Just food for thought, peeps.
they don't price them based on cost though. prices are driven by demand. we are willing to pay more for the convenience of having these things in our pocket. i agree though, that it would be nice to have a system where we just bought them and then activated it on a carrier.....like in most of eastern europe. i guarantee prices would drop if we had to pay full retail.
If only there were no other costs than those of the raw materials...
Work/sales force, Marketing/Advertising, Cost of infrastructure, etc...
I once did a study on the cost(raw materials) it takes to make a cup of Diet Coke. Result - about $0.05-$0.10 for a 20 oz cup, currently being sold at 20x to 40x markup.
Bottom line is there are other factors/costs than those of the raw material which go into determining the price.
More food for thought...
Try to contact the manufacturer and see what they are willing to cut you a deal on..
Research and development, patents, testing.. a lot goes into the cost of a phone
But then again you don't think those $150 true religion jeans are more than $15 do you?
news, an item is still worth what people will pay for it
it is much cheaper in Europe, but a lot less of a burden on the carriers to support basic garbage calls
america wants their hand held through everything so i doubt it will ever happen here
One other problem with those reports it doesn't compensate for sales.
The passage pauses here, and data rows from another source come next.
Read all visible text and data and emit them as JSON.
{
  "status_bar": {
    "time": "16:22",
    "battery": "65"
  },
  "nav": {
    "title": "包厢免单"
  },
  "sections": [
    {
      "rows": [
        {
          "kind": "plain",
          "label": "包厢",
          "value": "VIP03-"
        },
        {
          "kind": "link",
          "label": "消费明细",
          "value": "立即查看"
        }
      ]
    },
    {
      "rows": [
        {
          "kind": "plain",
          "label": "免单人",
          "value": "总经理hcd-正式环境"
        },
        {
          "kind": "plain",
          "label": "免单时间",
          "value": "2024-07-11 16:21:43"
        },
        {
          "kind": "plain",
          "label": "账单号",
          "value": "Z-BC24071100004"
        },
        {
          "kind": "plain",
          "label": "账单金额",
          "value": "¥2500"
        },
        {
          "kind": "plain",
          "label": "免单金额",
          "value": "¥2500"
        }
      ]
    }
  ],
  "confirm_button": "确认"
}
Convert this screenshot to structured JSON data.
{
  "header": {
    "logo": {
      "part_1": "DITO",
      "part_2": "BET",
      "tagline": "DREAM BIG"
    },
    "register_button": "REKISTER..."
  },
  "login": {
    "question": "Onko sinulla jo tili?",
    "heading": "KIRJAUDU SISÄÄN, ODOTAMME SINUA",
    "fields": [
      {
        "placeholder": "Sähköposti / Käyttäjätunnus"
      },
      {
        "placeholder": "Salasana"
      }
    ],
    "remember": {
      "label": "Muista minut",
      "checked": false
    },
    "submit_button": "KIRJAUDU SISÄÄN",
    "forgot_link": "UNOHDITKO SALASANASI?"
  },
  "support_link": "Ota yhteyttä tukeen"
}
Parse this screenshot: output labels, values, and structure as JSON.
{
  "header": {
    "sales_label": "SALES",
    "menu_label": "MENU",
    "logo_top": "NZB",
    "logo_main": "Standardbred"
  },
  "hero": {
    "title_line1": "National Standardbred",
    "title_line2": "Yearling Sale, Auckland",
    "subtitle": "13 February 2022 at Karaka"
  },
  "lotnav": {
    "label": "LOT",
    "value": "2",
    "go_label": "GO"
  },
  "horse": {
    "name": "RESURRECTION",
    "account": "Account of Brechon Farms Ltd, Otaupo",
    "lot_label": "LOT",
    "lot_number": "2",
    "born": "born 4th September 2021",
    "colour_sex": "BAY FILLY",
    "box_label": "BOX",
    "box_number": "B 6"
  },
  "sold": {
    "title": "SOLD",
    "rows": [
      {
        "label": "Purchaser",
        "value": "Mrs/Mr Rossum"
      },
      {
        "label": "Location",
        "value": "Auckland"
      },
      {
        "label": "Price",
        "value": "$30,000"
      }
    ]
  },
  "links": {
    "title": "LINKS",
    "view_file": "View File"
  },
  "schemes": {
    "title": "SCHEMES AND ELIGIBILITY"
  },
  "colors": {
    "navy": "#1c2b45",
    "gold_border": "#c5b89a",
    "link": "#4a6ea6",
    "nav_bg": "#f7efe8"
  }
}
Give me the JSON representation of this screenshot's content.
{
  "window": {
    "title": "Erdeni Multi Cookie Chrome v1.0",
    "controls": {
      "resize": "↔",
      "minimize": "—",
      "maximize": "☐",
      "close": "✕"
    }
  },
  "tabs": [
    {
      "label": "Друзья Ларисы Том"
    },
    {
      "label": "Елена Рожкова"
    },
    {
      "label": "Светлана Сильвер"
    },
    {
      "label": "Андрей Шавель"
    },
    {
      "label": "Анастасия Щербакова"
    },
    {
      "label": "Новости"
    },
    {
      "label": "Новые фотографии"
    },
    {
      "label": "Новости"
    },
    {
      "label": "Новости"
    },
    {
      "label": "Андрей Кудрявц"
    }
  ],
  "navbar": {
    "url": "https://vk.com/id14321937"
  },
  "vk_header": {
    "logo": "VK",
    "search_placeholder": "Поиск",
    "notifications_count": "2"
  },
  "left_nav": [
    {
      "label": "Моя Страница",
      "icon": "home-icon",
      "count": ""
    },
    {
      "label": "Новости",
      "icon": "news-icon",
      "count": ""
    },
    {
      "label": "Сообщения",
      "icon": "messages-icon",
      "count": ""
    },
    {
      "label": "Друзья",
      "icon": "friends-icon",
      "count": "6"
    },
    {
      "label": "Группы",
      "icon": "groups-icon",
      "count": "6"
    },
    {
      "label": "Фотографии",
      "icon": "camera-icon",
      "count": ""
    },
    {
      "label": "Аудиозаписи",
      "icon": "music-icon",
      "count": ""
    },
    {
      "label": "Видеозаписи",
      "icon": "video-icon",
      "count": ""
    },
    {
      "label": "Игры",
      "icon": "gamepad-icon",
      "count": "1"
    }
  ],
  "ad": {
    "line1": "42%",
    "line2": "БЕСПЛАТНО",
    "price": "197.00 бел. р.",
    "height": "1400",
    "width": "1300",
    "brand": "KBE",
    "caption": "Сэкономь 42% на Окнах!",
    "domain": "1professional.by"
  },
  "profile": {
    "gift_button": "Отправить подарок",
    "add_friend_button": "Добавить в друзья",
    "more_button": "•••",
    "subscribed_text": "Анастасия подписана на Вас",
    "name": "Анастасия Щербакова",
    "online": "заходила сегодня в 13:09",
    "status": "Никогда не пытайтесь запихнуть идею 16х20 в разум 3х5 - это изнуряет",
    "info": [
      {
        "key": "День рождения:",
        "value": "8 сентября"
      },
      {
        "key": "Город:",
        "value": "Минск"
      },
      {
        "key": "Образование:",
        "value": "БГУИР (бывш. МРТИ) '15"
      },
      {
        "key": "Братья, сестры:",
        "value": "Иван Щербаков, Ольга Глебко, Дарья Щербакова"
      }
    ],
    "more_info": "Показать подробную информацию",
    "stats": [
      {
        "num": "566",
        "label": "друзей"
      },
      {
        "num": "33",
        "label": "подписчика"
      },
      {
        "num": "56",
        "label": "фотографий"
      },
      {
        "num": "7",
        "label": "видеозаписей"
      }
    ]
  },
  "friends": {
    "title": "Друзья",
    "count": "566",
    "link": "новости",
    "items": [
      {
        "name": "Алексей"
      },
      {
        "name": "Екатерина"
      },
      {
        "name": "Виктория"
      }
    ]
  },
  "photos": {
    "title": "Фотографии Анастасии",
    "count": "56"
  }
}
They mark up based to meet initial investments. If they spent 10M in developmental costs then production costs(which yields what those reports shows per device), and then you include shipping and advertisement. If those sold at a small markup then they would have to sell an astronomical amount to break even. 100,000 at 200 = 20,000,000. That's why when devices sell a lot the price drops steeply as they turned enough profit for their next project while keeping overhead. Without doing this a bad device will put you in a whole you may not recover from if it happens more than enough(Like Motorola Mobility).
Contracts are a bad idea to begin with since the average consumer has no idea what it's about anyway. All they really see is that new phone at the end of 2 years. Chances are if you told someone you paid full retail, they would flip out and ask why was your price so high.